Element data from apps and pages:
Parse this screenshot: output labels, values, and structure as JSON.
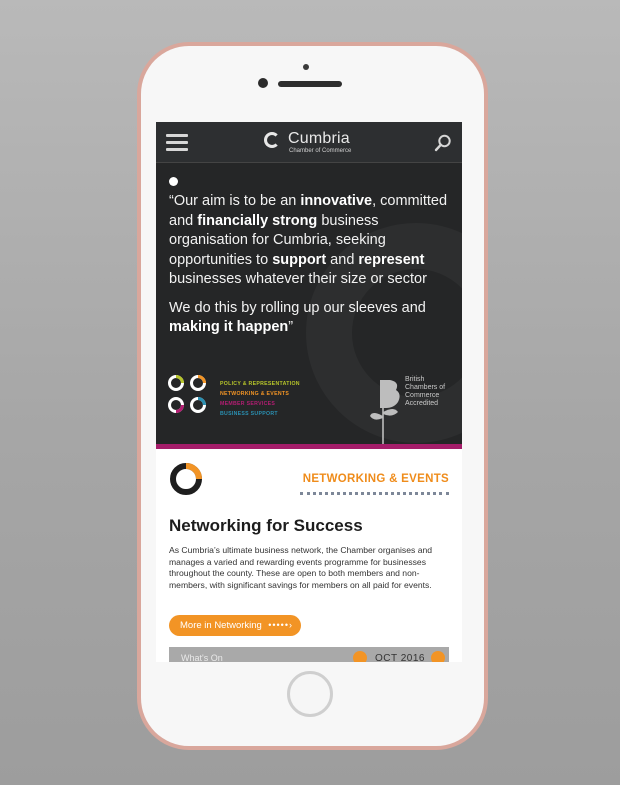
{
  "header": {
    "menu_icon": "hamburger-icon",
    "logo_name": "Cumbria",
    "logo_sub": "Chamber of Commerce",
    "search_icon": "search-icon"
  },
  "hero": {
    "quote_p1": [
      {
        "t": "“Our aim is to be an ",
        "b": false
      },
      {
        "t": "innovative",
        "b": true
      },
      {
        "t": ", committed and ",
        "b": false
      },
      {
        "t": "financially strong",
        "b": true
      },
      {
        "t": " business organisation for Cumbria, seeking opportunities to ",
        "b": false
      },
      {
        "t": "support",
        "b": true
      },
      {
        "t": " and ",
        "b": false
      },
      {
        "t": "represent",
        "b": true
      },
      {
        "t": " businesses whatever their size or sector",
        "b": false
      }
    ],
    "quote_p2": [
      {
        "t": "We do this by rolling up our sleeves and ",
        "b": false
      },
      {
        "t": "making it happen",
        "b": true
      },
      {
        "t": "”",
        "b": false
      }
    ],
    "services": [
      {
        "label": "POLICY & REPRESENTATION",
        "color": "#b7c52a"
      },
      {
        "label": "NETWORKING & EVENTS",
        "color": "#f29425"
      },
      {
        "label": "MEMBER SERVICES",
        "color": "#b31d72"
      },
      {
        "label": "BUSINESS SUPPORT",
        "color": "#2a8fb1"
      }
    ],
    "accreditation": [
      "British",
      "Chambers of",
      "Commerce",
      "Accredited"
    ]
  },
  "colors": {
    "accent_orange": "#f29425",
    "accent_magenta": "#a51d6a",
    "dark_bg": "#252627"
  },
  "card": {
    "section_label": "NETWORKING & EVENTS",
    "title": "Networking for Success",
    "body": "As Cumbria’s ultimate business network, the Chamber organises and manages a varied and rewarding events programme for businesses throughout the county. These are open to both members and non-members, with significant savings for members on all paid for events.",
    "button_label": "More in Networking",
    "event_partial_label": "What's On",
    "event_date": "OCT 2016"
  }
}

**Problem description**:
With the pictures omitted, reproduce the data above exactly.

**Written response**:
Parse this screenshot: output labels, values, and structure as JSON.
{
  "header": {
    "menu_icon": "hamburger-icon",
    "logo_name": "Cumbria",
    "logo_sub": "Chamber of Commerce",
    "search_icon": "search-icon"
  },
  "hero": {
    "quote_p1": [
      {
        "t": "“Our aim is to be an ",
        "b": false
      },
      {
        "t": "innovative",
        "b": true
      },
      {
        "t": ", committed and ",
        "b": false
      },
      {
        "t": "financially strong",
        "b": true
      },
      {
        "t": " business organisation for Cumbria, seeking opportunities to ",
        "b": false
      },
      {
        "t": "support",
        "b": true
      },
      {
        "t": " and ",
        "b": false
      },
      {
        "t": "represent",
        "b": true
      },
      {
        "t": " businesses whatever their size or sector",
        "b": false
      }
    ],
    "quote_p2": [
      {
        "t": "We do this by rolling up our sleeves and ",
        "b": false
      },
      {
        "t": "making it happen",
        "b": true
      },
      {
        "t": "”",
        "b": false
      }
    ],
    "services": [
      {
        "label": "POLICY & REPRESENTATION",
        "color": "#b7c52a"
      },
      {
        "label": "NETWORKING & EVENTS",
        "color": "#f29425"
      },
      {
        "label": "MEMBER SERVICES",
        "color": "#b31d72"
      },
      {
        "label": "BUSINESS SUPPORT",
        "color": "#2a8fb1"
      }
    ],
    "accreditation": [
      "British",
      "Chambers of",
      "Commerce",
      "Accredited"
    ]
  },
  "colors": {
    "accent_orange": "#f29425",
    "accent_magenta": "#a51d6a",
    "dark_bg": "#252627"
  },
  "card": {
    "section_label": "NETWORKING & EVENTS",
    "title": "Networking for Success",
    "body": "As Cumbria’s ultimate business network, the Chamber organises and manages a varied and rewarding events programme for businesses throughout the county. These are open to both members and non-members, with significant savings for members on all paid for events.",
    "button_label": "More in Networking",
    "event_partial_label": "What's On",
    "event_date": "OCT 2016"
  }
}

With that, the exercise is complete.